Malaysia Country profile


Malaysia’s economy slowed in 2018 as robust household consumption was met with tepid investment spending and slowing export growth. The recently elected Mahathir Mohamad government reinstated fuel subsidies and scrapped goods and service tax, which helped boost household consumption. But the political uncertainty in the lead up to the election and the cancellation of large infrastructure projects weighed on investment. Externally, the ongoing trade fracas between the US and China has taken the steam out of global trade, which has stymied Malaysia’s export volumes.

Growth in 2019 is forecast to remain slightly higher as private consumption is forecast to remain robust. But trends in the investment and export sectors will mirror that of 2018.

The highly educated work force and quality infrastructure will support the long-term outlook. China’s increasing shift into higher value-added production could support Malaysian firms involved in global supply chains. But the country will also need to identify its manufacturing niche to use its large stock of capital adequately. 

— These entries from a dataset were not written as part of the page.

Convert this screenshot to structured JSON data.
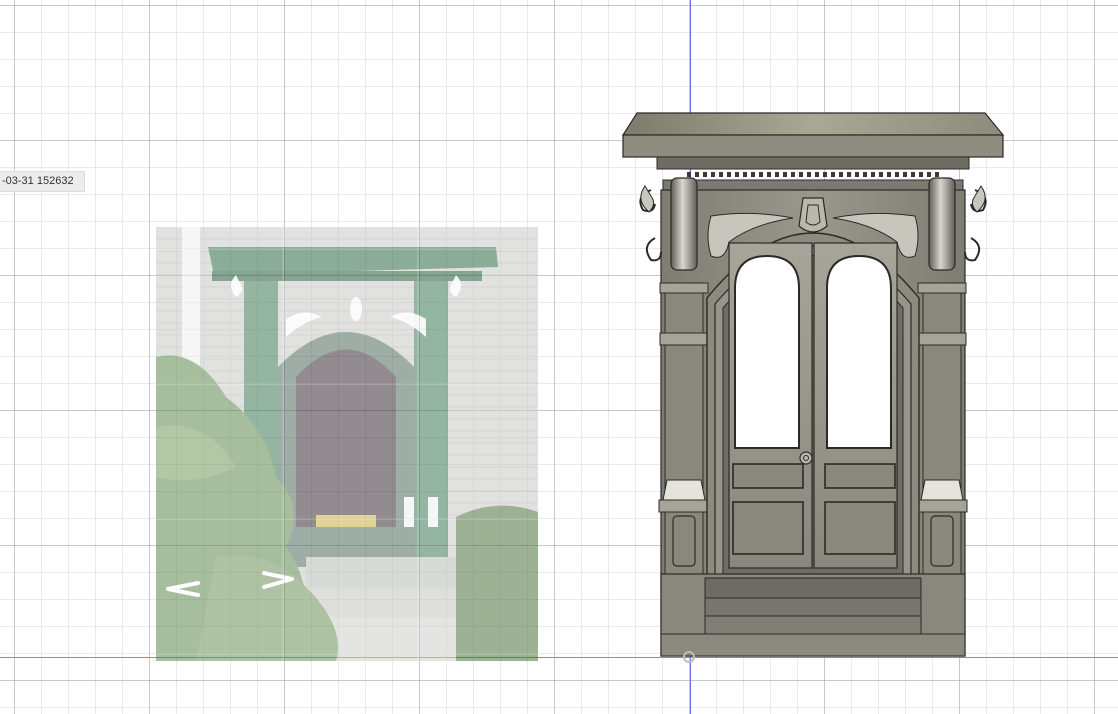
{
  "viewport": {
    "canvas_label": "-03-31 152632",
    "grid": true,
    "colors": {
      "background": "#ffffff",
      "grid_major": "#a6aeb7",
      "grid_minor": "#c8cdd3",
      "axis_y": "#6b73e6",
      "axis_x": "#e8686b",
      "model_body": "#8d8b80",
      "photo_trim": "#2f6b43"
    }
  },
  "canvas_image": {
    "icons": [
      "arrow-left-icon",
      "arrow-right-icon"
    ]
  },
  "model": {
    "icons": [
      "door-knob-icon"
    ]
  }
}
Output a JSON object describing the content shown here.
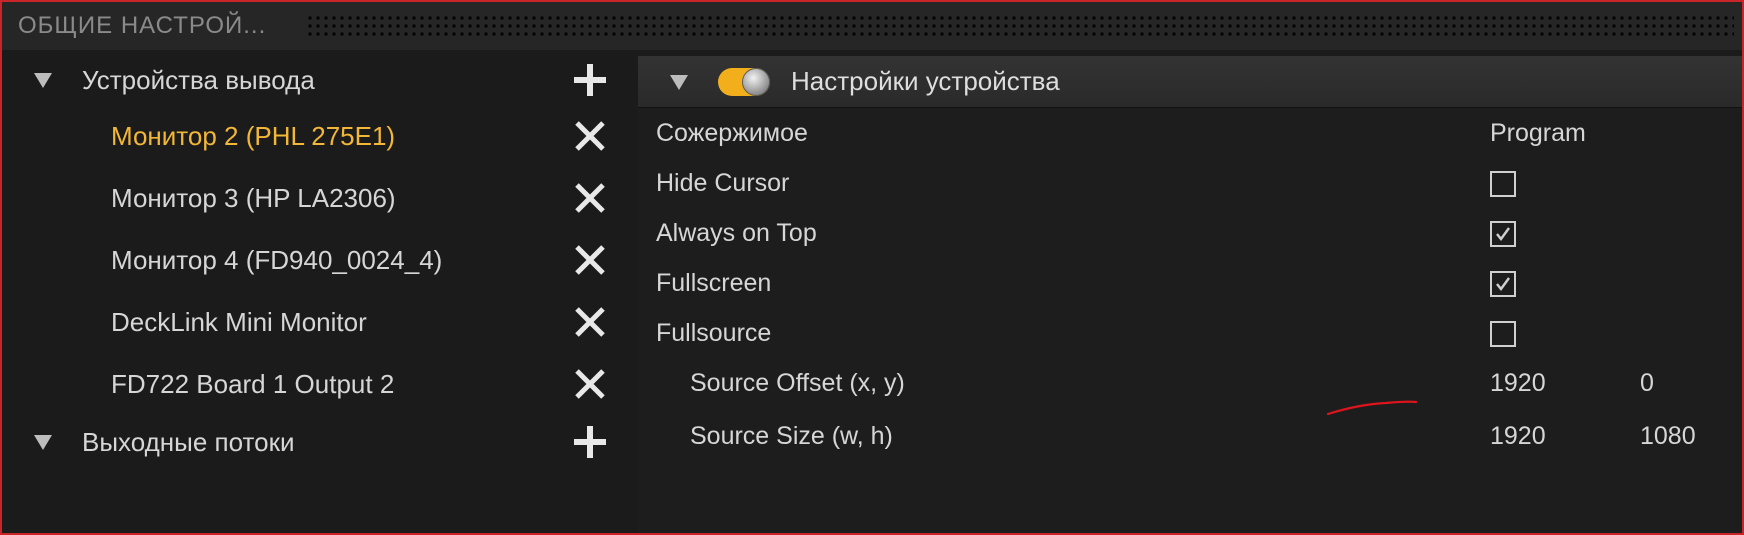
{
  "window": {
    "title": "ОБЩИЕ НАСТРОЙ..."
  },
  "outputs_tree": {
    "groups": [
      {
        "label": "Устройства вывода",
        "items": [
          {
            "label": "Монитор 2 (PHL 275E1)",
            "active": true
          },
          {
            "label": "Монитор 3 (HP LA2306)",
            "active": false
          },
          {
            "label": "Монитор 4 (FD940_0024_4)",
            "active": false
          },
          {
            "label": "DeckLink Mini Monitor",
            "active": false
          },
          {
            "label": "FD722 Board 1 Output 2",
            "active": false
          }
        ]
      },
      {
        "label": "Выходные потоки",
        "items": []
      }
    ],
    "icons": {
      "expand": "triangle-down-icon",
      "add": "plus-icon",
      "remove": "close-icon"
    }
  },
  "device_settings": {
    "title": "Настройки устройства",
    "enabled": true,
    "accent_color": "#f3ae1c",
    "active_item_color": "#f2b736",
    "rows": [
      {
        "label": "Сожержимое",
        "value": "Program"
      },
      {
        "label": "Hide Cursor",
        "checked": false
      },
      {
        "label": "Always on Top",
        "checked": true
      },
      {
        "label": "Fullscreen",
        "checked": true
      },
      {
        "label": "Fullsource",
        "checked": false
      },
      {
        "label": "Source Offset (x, y)",
        "x": "1920",
        "y": "0"
      },
      {
        "label": "Source Size (w, h)",
        "w": "1920",
        "h": "1080"
      }
    ]
  }
}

Malaysia is classed an upper-middle income economy by the World Bank with GDP per capita of close to US$10,000 in 2017. Per capita incomes are forecast to exceed US$14,000 by 2023—roughly equivalent to Maldives and Poland today.